The plug ended up coming completely apart.
Although most of the water flowed out on its own, we tilted the cooler to drain the last dregs.
The Pelican had our favorite drain.
It unscrewed easily and came attached to the cooler by a tether. That means you don’t have to worry about setting it down somewhere and losing it.
Although we didn’t use a stopwatch, this one appeared to drain the fastest.
When all was said and done, it only had insignificant droplets inside.
The Yeti’s plug must be removed completely, which could be a drawback for scatterbrained cooler aficionados.
Draining takes a little longer and happens in more of an erratic trickle than a full-blown flow.
However, the interior design around the drain ensures most of the water drains on its own. If it needs a little extra help, the handle is placed perfectly for tipping.
Pelican wins gold in the drain category!
Is Yeti worth the cash? Maybe…
If you want to impress the neighbors, Yeti definitely has a reputation. If that’s your main goal, slap that Yeti sticker on the back of the family SUV and haul that Tundra to the lake house.
But you should know there is a reason Yeti coolers come with a reputation and a luxury price tag — rotomolded, vacuum-sealed construction, thick high-density insulation, and premium-quality gaskets can’t be manufactured cheaply.
For backyard barbecues and family camping trips, a big Yeti Tundra might not be your best option.
When thirsty kids open the cooler several times an hour, all the insulation in the world won’t keep the interior cold — no matter what the label claims.
If you’re headed far from civilization, a Yeti packed at a 2:1 ice to food ratio is going to keep your stuff chilly for more than a week.
Although Yeti coolers are considered the luxury sports cars of the cooler industry, there are other quality options out there.
Pelican is certainly a top contender with some impressive “details” — I’m looking at you self-draining drink holders and built-in bottle opener.
The construction and insulating properties of the Pelican Elite are similar to the Yeti Tundra. Price tags are pretty similar, too.
This just shows that quality isn’t cheap, no matter what brand name is on the label.
Yeti’s major claim to fame is its bear-proof performance.

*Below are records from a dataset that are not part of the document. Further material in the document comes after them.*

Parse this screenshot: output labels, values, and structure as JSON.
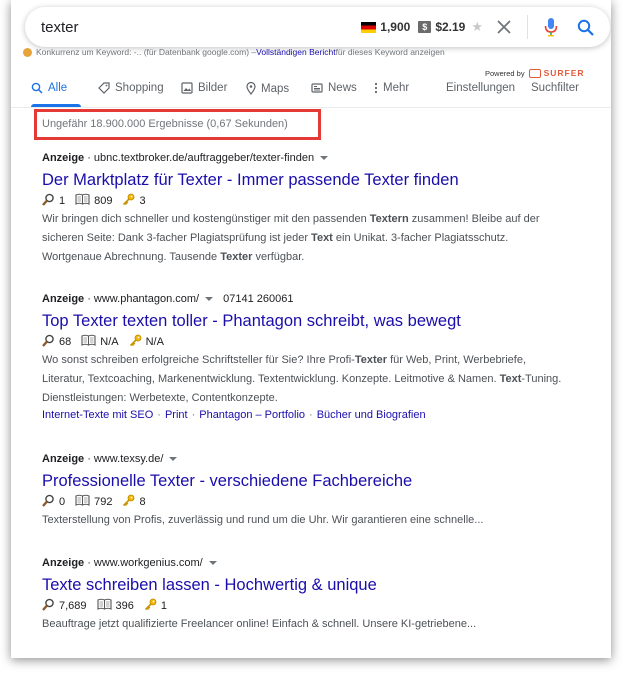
{
  "search": {
    "query": "texter",
    "volume": "1,900",
    "cpc": "$2.19",
    "cpc_badge": "$"
  },
  "competition": {
    "text": "Konkurrenz um Keyword: -.. (für Datenbank google.com) – ",
    "link": "Vollständigen Bericht",
    "suffix": " für dieses Keyword anzeigen"
  },
  "powered_by": {
    "label": "Powered by",
    "brand": "SURFER"
  },
  "tabs": [
    {
      "label": "Alle",
      "icon": "search-icon",
      "active": true
    },
    {
      "label": "Shopping",
      "icon": "tag-icon"
    },
    {
      "label": "Bilder",
      "icon": "image-icon"
    },
    {
      "label": "Maps",
      "icon": "map-pin-icon"
    },
    {
      "label": "News",
      "icon": "news-icon"
    },
    {
      "label": "Mehr",
      "icon": "more-vert-icon"
    }
  ],
  "tools": {
    "settings": "Einstellungen",
    "search_tools": "Suchfilter"
  },
  "stats": "Ungefähr 18.900.000 Ergebnisse (0,67 Sekunden)",
  "results": [
    {
      "label": "Anzeige",
      "url": "ubnc.textbroker.de/auftraggeber/texter-finden",
      "phone": "",
      "title": "Der Marktplatz für Texter - Immer passende Texter finden",
      "metrics": {
        "search": "1",
        "book": "809",
        "key": "3"
      },
      "description": "Wir bringen dich schneller und kostengünstiger mit den passenden <b>Textern</b> zusammen! Bleibe auf der sicheren Seite: Dank 3-facher Plagiatsprüfung ist jeder <b>Text</b> ein Unikat. 3-facher Plagiatsschutz. Wortgenaue Abrechnung. Tausende <b>Texter</b> verfügbar.",
      "sitelinks": []
    },
    {
      "label": "Anzeige",
      "url": "www.phantagon.com/",
      "phone": "07141 260061",
      "title": "Top Texter texten toller - Phantagon schreibt, was bewegt",
      "metrics": {
        "search": "68",
        "book": "N/A",
        "key": "N/A"
      },
      "description": "Wo sonst schreiben erfolgreiche Schriftsteller für Sie? Ihre Profi-<b>Texter</b> für Web, Print, Werbebriefe, Literatur, Textcoaching, Markenentwicklung. Textentwicklung. Konzepte. Leitmotive &amp; Namen. <b>Text</b>-Tuning. Dienstleistungen: Werbetexte, Contentkonzepte.",
      "sitelinks": [
        "Internet-Texte mit SEO",
        "Print",
        "Phantagon – Portfolio",
        "Bücher und Biografien"
      ]
    },
    {
      "label": "Anzeige",
      "url": "www.texsy.de/",
      "phone": "",
      "title": "Professionelle Texter - verschiedene Fachbereiche",
      "metrics": {
        "search": "0",
        "book": "792",
        "key": "8"
      },
      "description": "Texterstellung von Profis, zuverlässig und rund um die Uhr. Wir garantieren eine schnelle...",
      "sitelinks": []
    },
    {
      "label": "Anzeige",
      "url": "www.workgenius.com/",
      "phone": "",
      "title": "Texte schreiben lassen - Hochwertig & unique",
      "metrics": {
        "search": "7,689",
        "book": "396",
        "key": "1"
      },
      "description": "Beauftrage jetzt qualifizierte Freelancer online! Einfach &amp; schnell. Unsere KI-getriebene...",
      "sitelinks": []
    }
  ],
  "colors": {
    "link": "#1a0dab",
    "accent": "#1a73e8",
    "highlight_border": "#e53935",
    "text_secondary": "#70757a"
  }
}
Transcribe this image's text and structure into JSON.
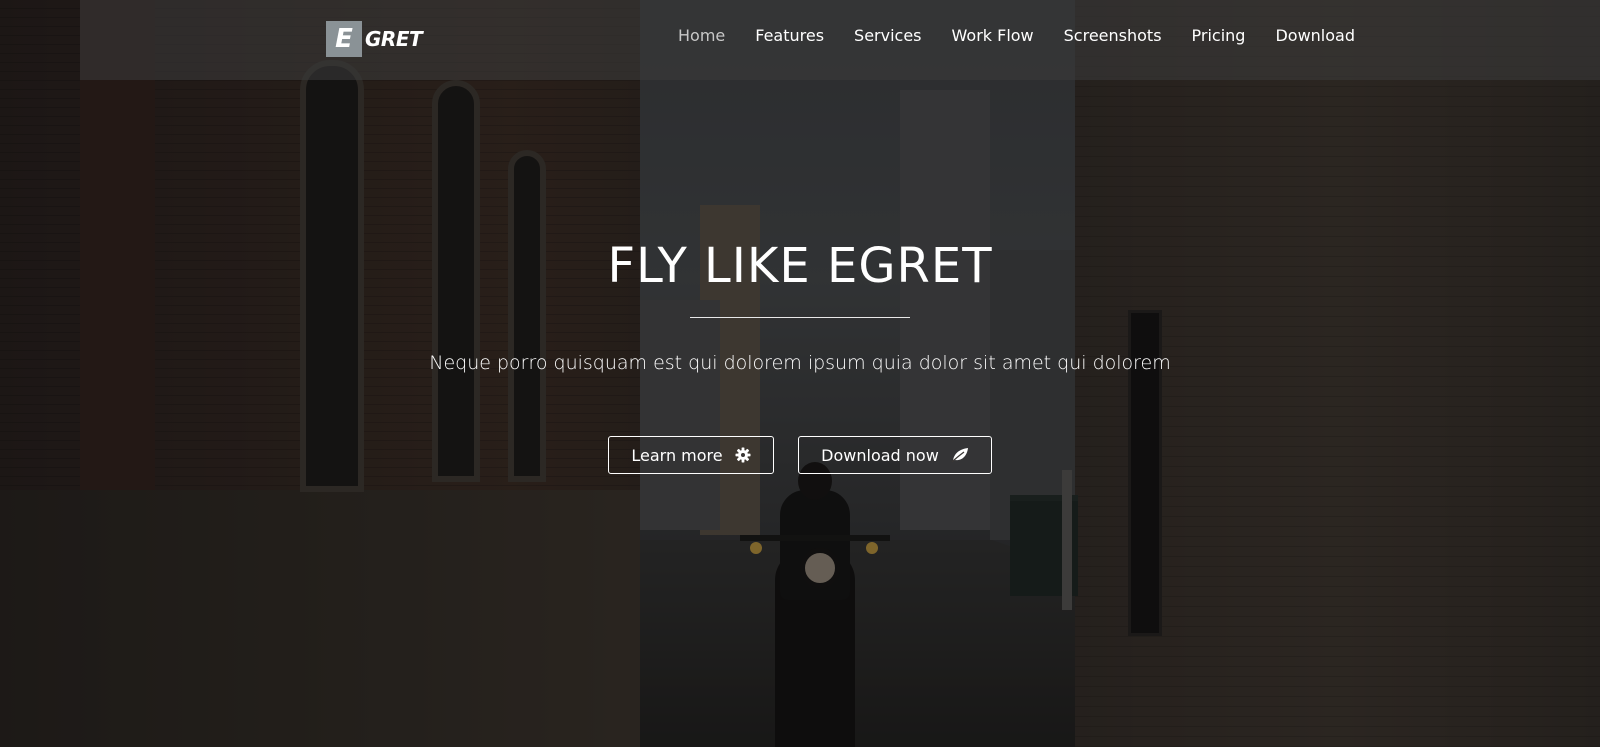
{
  "brand": {
    "logo_letter": "E",
    "logo_text": "GRET",
    "logo_box_color": "#8a9296"
  },
  "nav": {
    "items": [
      {
        "label": "Home",
        "active": true
      },
      {
        "label": "Features",
        "active": false
      },
      {
        "label": "Services",
        "active": false
      },
      {
        "label": "Work Flow",
        "active": false
      },
      {
        "label": "Screenshots",
        "active": false
      },
      {
        "label": "Pricing",
        "active": false
      },
      {
        "label": "Download",
        "active": false
      }
    ]
  },
  "hero": {
    "title": "FLY LIKE EGRET",
    "subtitle": "Neque porro quisquam est qui dolorem ipsum quia dolor sit amet qui dolorem",
    "buttons": {
      "learn_more": {
        "label": "Learn more",
        "icon": "gear-icon"
      },
      "download_now": {
        "label": "Download now",
        "icon": "leaf-icon"
      }
    }
  }
}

But does a cooler need to be bear-proof?
Only if you’re heading into bear country.
Most of us should be more concerned with human predators stealing our beer than Yogi and Boo-Boo.

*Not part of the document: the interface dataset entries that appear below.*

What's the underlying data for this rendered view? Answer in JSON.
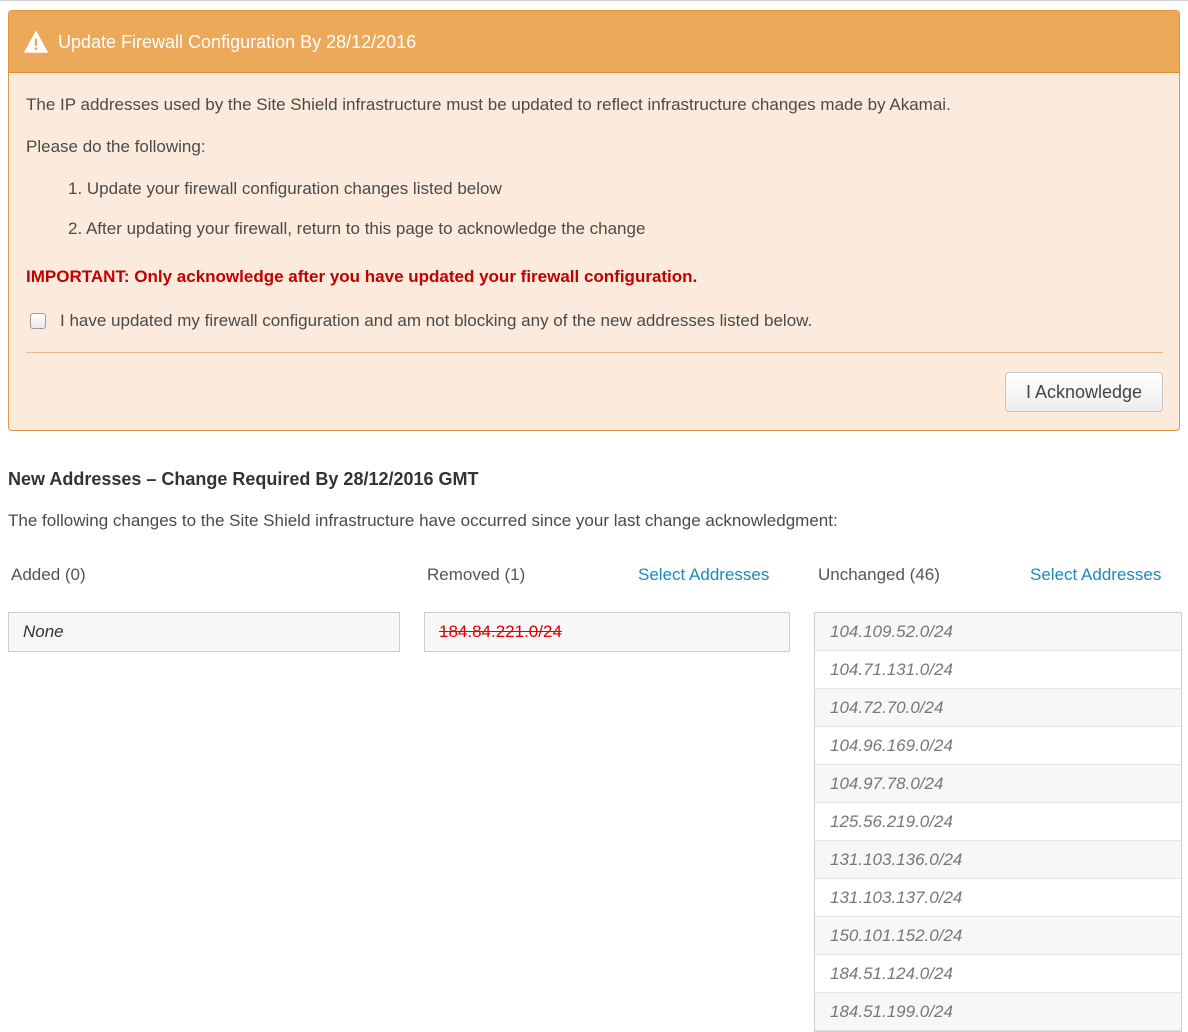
{
  "notice": {
    "title": "Update Firewall Configuration By 28/12/2016",
    "intro": "The IP addresses used by the Site Shield infrastructure must be updated to reflect infrastructure changes made by Akamai.",
    "instructions_lead": "Please do the following:",
    "steps": [
      "1. Update your firewall configuration changes listed below",
      "2. After updating your firewall, return to this page to acknowledge the change"
    ],
    "important": "IMPORTANT: Only acknowledge after you have updated your firewall configuration.",
    "checkbox_label": "I have updated my firewall configuration and am not blocking any of the new addresses listed below.",
    "checkbox_checked": false,
    "acknowledge_button": "I Acknowledge",
    "header_color": "#eca95a",
    "body_color": "#fcebdc"
  },
  "addresses": {
    "heading": "New Addresses – Change Required By 28/12/2016 GMT",
    "description": "The following changes to the Site Shield infrastructure have occurred since your last change acknowledgment:",
    "added": {
      "label": "Added (0)",
      "items": [
        "None"
      ]
    },
    "removed": {
      "label": "Removed (1)",
      "select_link": "Select Addresses",
      "items": [
        "184.84.221.0/24"
      ]
    },
    "unchanged": {
      "label": "Unchanged (46)",
      "select_link": "Select Addresses",
      "items": [
        "104.109.52.0/24",
        "104.71.131.0/24",
        "104.72.70.0/24",
        "104.96.169.0/24",
        "104.97.78.0/24",
        "125.56.219.0/24",
        "131.103.136.0/24",
        "131.103.137.0/24",
        "150.101.152.0/24",
        "184.51.124.0/24",
        "184.51.199.0/24"
      ]
    },
    "link_color": "#1a8abf",
    "removed_color": "#e00000"
  }
}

However, if you’re rough on your stuff, bear-proof construction could be an asset.
The Pelican Elite and the Yeti Tundra are certified bear-resistant by the Interagency Grizzly Bear Committee (IGCB).
However, they are only guaranteed to keep hungry bruins out if used with a bolt or lock.
The Yeti requires two locks, one on each of the front corners, while the Pelican opts for a padlock in the center.
Looking for a decent cooler for a weekend barbecue? Then, an expensive high-end cooler might not be worth the investment. So, stick with the more budget-friendly Igloo.
Have any cooler horror stories? Or maybe want to sing the praises of your favorite model? Hit us up in the comments below. Heading out into the wilderness soon? Check out our guide to the Best Sleeping Bags for Backpacking & Car Camping.